Component data from apps and pages:
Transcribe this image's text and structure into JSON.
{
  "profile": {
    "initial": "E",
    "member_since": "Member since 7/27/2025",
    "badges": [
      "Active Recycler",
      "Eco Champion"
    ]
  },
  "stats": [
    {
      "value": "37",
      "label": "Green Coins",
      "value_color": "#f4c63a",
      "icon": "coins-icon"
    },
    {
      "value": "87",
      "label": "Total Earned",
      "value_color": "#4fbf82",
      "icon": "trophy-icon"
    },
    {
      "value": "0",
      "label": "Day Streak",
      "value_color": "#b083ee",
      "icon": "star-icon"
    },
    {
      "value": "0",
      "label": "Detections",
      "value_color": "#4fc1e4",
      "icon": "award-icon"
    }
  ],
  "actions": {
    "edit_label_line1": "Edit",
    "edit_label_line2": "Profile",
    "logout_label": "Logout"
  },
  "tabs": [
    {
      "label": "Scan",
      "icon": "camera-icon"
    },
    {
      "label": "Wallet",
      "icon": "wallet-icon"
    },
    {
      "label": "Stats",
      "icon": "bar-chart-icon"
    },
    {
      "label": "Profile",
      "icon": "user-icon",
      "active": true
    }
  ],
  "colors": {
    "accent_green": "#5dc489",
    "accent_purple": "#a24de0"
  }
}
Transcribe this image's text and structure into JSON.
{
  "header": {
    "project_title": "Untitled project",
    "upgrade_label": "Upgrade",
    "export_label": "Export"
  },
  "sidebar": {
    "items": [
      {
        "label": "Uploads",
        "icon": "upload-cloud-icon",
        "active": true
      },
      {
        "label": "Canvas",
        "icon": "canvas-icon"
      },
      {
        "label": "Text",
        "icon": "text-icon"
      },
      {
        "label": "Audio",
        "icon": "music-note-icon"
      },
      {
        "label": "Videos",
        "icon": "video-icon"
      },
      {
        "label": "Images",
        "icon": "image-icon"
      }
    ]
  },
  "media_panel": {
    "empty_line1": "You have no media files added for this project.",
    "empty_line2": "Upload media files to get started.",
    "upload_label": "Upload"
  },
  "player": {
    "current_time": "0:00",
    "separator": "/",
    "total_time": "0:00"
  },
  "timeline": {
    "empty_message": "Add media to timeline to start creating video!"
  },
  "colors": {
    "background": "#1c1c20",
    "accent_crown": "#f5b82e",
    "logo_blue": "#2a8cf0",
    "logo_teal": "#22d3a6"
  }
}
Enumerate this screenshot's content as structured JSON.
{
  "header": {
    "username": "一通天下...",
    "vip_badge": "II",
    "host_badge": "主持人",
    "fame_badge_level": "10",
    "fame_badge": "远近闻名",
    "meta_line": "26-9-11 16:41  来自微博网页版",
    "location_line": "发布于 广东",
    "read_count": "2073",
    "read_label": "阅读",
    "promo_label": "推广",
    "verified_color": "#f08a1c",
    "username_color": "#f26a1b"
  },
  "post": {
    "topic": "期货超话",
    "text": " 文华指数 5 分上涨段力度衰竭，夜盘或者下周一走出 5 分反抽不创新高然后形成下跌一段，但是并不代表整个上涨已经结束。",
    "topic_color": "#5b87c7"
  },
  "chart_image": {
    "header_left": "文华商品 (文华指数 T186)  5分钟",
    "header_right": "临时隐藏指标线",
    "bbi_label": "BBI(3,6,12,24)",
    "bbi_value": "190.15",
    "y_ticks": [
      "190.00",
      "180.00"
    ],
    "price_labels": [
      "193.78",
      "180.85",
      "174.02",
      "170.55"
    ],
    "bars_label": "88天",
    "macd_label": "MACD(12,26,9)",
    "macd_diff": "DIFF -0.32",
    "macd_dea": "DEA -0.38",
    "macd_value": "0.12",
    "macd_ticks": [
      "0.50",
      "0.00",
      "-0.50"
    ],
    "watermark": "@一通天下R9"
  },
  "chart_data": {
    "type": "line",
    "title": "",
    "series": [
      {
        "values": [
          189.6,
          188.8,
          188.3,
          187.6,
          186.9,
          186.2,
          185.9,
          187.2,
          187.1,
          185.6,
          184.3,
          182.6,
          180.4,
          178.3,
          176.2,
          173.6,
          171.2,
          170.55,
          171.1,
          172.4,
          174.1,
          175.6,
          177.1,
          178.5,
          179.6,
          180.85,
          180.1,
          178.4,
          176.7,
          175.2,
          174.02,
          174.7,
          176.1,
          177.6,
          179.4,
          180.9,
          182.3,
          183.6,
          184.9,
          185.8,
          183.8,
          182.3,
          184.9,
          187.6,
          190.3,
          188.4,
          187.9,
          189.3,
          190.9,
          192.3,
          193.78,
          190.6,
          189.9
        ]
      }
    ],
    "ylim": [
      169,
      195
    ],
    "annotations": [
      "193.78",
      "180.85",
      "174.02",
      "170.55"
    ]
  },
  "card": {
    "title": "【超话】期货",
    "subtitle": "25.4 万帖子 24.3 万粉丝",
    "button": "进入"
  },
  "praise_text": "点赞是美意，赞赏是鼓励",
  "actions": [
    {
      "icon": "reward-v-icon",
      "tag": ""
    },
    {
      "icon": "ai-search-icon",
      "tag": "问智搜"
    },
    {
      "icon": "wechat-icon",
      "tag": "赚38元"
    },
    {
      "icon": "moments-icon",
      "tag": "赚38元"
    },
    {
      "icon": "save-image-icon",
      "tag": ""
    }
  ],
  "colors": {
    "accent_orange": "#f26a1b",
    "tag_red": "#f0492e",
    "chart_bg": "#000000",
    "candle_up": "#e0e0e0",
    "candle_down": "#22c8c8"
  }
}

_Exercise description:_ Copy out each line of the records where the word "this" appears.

_Task output:_
Transcribe this image's text and structure into JSON.
Transcribe this image's text and structure into JSON.
    "empty_line1": "You have no media files added for this project.",
Enumerate this screenshot's content as structured JSON.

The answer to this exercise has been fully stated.